Karrie Webb wants to see mixed gender golf tournaments in all the Australian states down the track, copying the ISPS Handa Vic Open concept.
One of Australian golf’s wise elders these days, she is so enamored by the tournament, with its equal prizemoney to both men and women, that she wants it taken further afield.
Her comments follow US Open winner Geoff Ogilvy’s suggestion this week that it was “nonsense’’ that there were not more mixed gender golf tournaments around the world. The Vic Open begins tomorrow at 13th Beach as an LPGA Tour and European Tour co-sanctioned event and $3 million in prizemoney.
In Europe, there is a plan for a men’s and women’s tournament to be run by Annika Sorenstam and Henrik Stenson in their native Sweden, but the Vic Open has largely retained its unique nature, first attempted at Spring Valley in Melbourne in 2012, and popularised since the tournament moved to 13th Beach in 2013.
“I think with this model … it would be great to see it replicated in all the state opens and have five, six, seven events like this around the country for guys and girls,’’ said Webb. “There's a little bit of money here for the guys, but there's not really that much for the girls (in Australia). You know if you're turning pro, you're going overseas.
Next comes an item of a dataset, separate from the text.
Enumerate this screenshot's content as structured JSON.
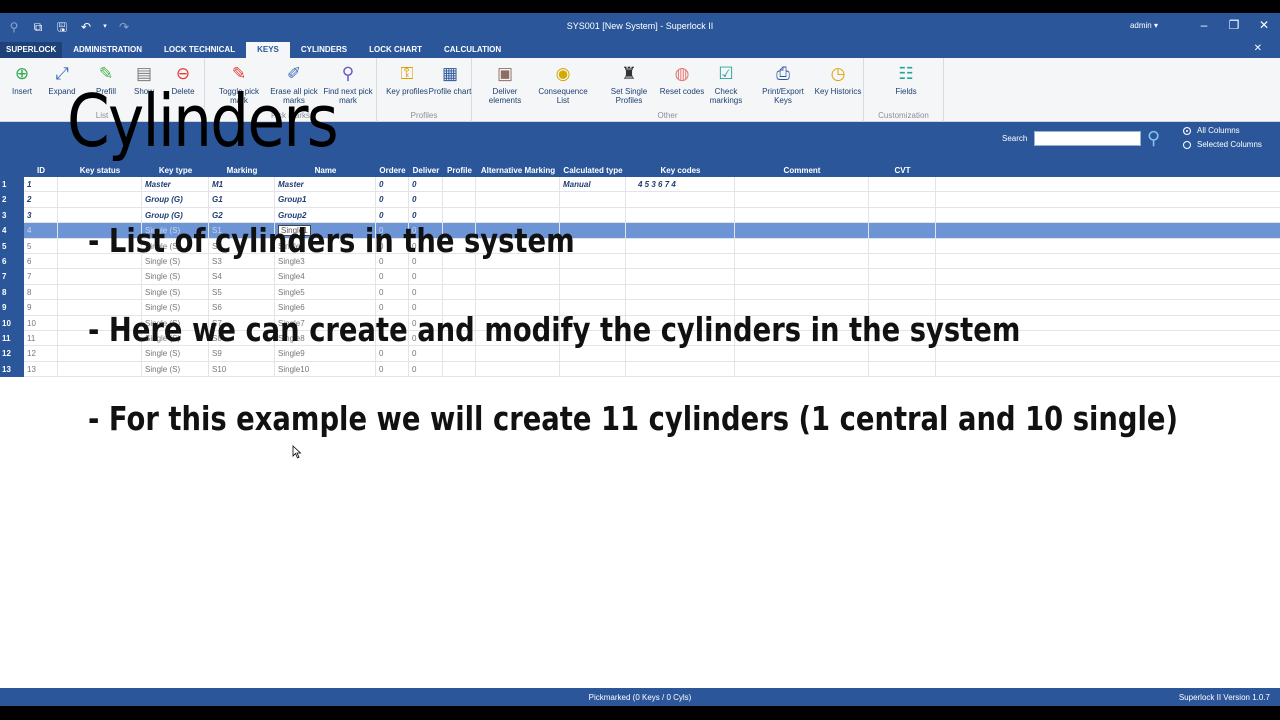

It would be nice to know that you can have some experience playing professional golf at home before taking that jump overseas.
“So if we could create that sort of pathway here in Australia so that the guys and girls have some tournament experience before they go overseas, I think it makes that next step or that jump in level that much more attainable than ‘I just played the Australian Amateur and now I'm going to LPGA Q School’. That's a huge step, a big jump forward in level of play.
“To be able to have that stepping stone would be huge for the pathway of golf in Australia. And they would be on TV more often, so more and more people will see golf and want to pick up golf. Kids will want to play, so it's a win-win.’’
Webb said golf was under pressure from other sports and in danger of losing ground if it did not move with the times. “You know, I was a sports mad kid, but all my sports heroes were men because there was no women on TV,” she said. “And one of my aspirations if I wasn't a professional golfer was to play cricket for Australia and that wasn't (available). I knew that even though women's golf wasn't a visible thing, I knew it existed, where women playing cricket for Australia was not. That wasn't visible at all when I was growing up.
“So I think of myself as a 10 , 11-year-old girl if I was watching TV now, would I have gone golf, you know? There's so many more options. So that's why golf has to create these pathways and create more visibility, so that we do keep up with these other sports that honestly have more income to allow these pathways for the girls. But yeah, we've got to step up our game as well.”
Another to back the concept was Stacy Lewis, the American who was so keen to play here for the first time that she made the difficult decision to leave her 15-month-old daughter Chesnee at home with family so that she could play.
“I think what we're doing this week is really important,’’ said Lewis. “I think … I hope this tournament sends a message across the world to ‘let's do more events like this’. There's obviously a lot of challenges with it. You have to have two golf courses and the facilities and all that kind of stuff, but I mean, I've had a lot of fun this week so far. I played a practice round with three guys yesterday and just doing it a little different than I normally do it.’’